In the Shadow of the Mountain: The Spirit of the CCC (Paperback)
On March 21, 1933, with the nation in darkest despair because of the Great Depression, President Franklin D. Roosevelt asked Congress to create a civilian conservation corps to be used in forestry, the prevention of soil erosion, flood control, and similar projects. Thus, just seventeen days after taking office, Roosevelt's New Deal had launched the mobilization of the largest peacetime labor army in American history--helping to save not only the nation's long-neglected natural resources, but also its vastly underemployed youth.

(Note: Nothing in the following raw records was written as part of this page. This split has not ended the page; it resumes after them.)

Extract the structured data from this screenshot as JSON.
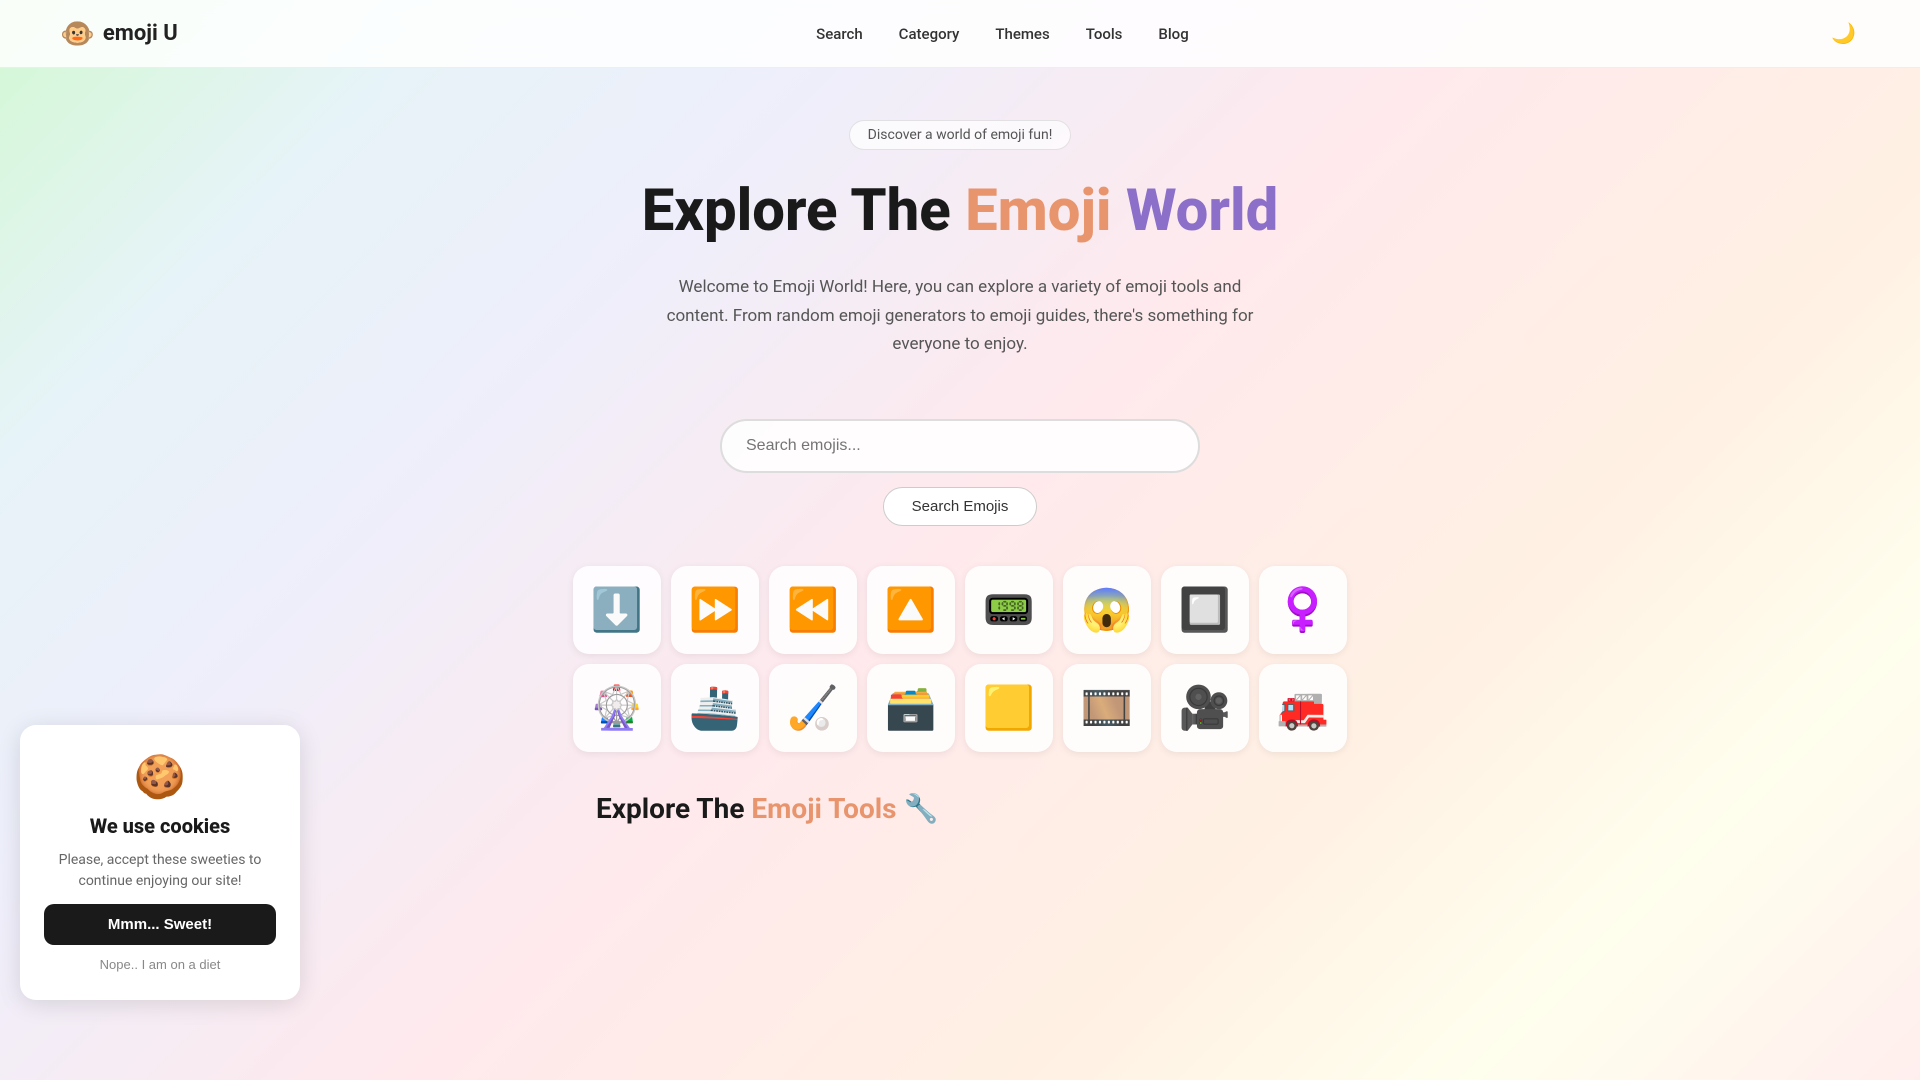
{
  "nav": {
    "logo_emoji": "🐵",
    "logo_text": "emoji U",
    "links": [
      {
        "label": "Search",
        "href": "#"
      },
      {
        "label": "Category",
        "href": "#"
      },
      {
        "label": "Themes",
        "href": "#"
      },
      {
        "label": "Tools",
        "href": "#"
      },
      {
        "label": "Blog",
        "href": "#"
      }
    ],
    "theme_icon": "🌙"
  },
  "hero": {
    "badge": "Discover a world of emoji fun!",
    "title_start": "Explore The ",
    "title_emoji": "Emoji",
    "title_world": " World",
    "subtitle": "Welcome to Emoji World! Here, you can explore a variety of emoji tools and content. From random emoji generators to emoji guides, there's something for everyone to enjoy.",
    "search_placeholder": "Search emojis...",
    "search_btn_label": "Search Emojis"
  },
  "emoji_rows": [
    [
      "⬇️",
      "⏩",
      "⏪",
      "🔼",
      "📟",
      "😱",
      "🔲",
      "♀️"
    ],
    [
      "🎡",
      "🚢",
      "🏑",
      "🗃️",
      "🟨",
      "🎞️",
      "🎥",
      "🚒"
    ]
  ],
  "explore_section": {
    "title_start": "Explore The ",
    "title_tools": "Emoji Tools",
    "title_icon": "🔧"
  },
  "cookie": {
    "icon": "🍪",
    "title": "We use cookies",
    "text": "Please, accept these sweeties to continue enjoying our site!",
    "accept_label": "Mmm... Sweet!",
    "decline_label": "Nope.. I am on a diet"
  }
}
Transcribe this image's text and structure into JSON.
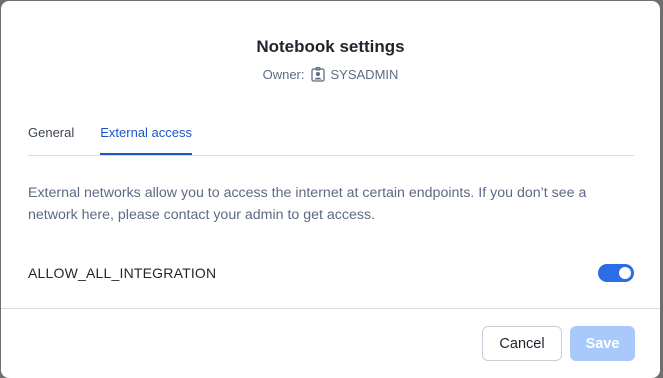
{
  "dialog": {
    "title": "Notebook settings",
    "owner_label": "Owner:",
    "owner_name": "SYSADMIN",
    "owner_icon": "user-badge-icon"
  },
  "tabs": [
    {
      "label": "General",
      "active": false
    },
    {
      "label": "External access",
      "active": true
    }
  ],
  "external_access": {
    "description": "External networks allow you to access the internet at certain endpoints. If you don’t see a network here, please contact your admin to get access.",
    "integrations": [
      {
        "name": "ALLOW_ALL_INTEGRATION",
        "enabled": true
      }
    ]
  },
  "footer": {
    "cancel_label": "Cancel",
    "save_label": "Save",
    "save_disabled": true
  },
  "colors": {
    "accent": "#1a56c4",
    "toggle_on": "#2c6de6",
    "save_disabled_bg": "#a9c8fb",
    "backdrop": "#6f6f6f"
  }
}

In the Shadow of the Mountain recounts the story of Edwin G. Hill, a typical recruit who spent "the most enjoyable and rewarding years" of his life in the Civilian Conservation Corps--the "We can take it" boys. Hill was enrolled for a year at Camp Hard Labor Creek in Georgia and for two years in Washington state in the great "shadow" of Mount Adams and Mount St. Helens. He recounts how recruits gained hope where there was none before, learned skills for lifelong occupations, received education, laughed and roughhoused, met and married local girls, and answered their nation's call during World War II, when nearly 3,000,000 CCC men, accustomed to barracks life and toughened by outdoor work, made a substantial contribution to America's ultimate victory.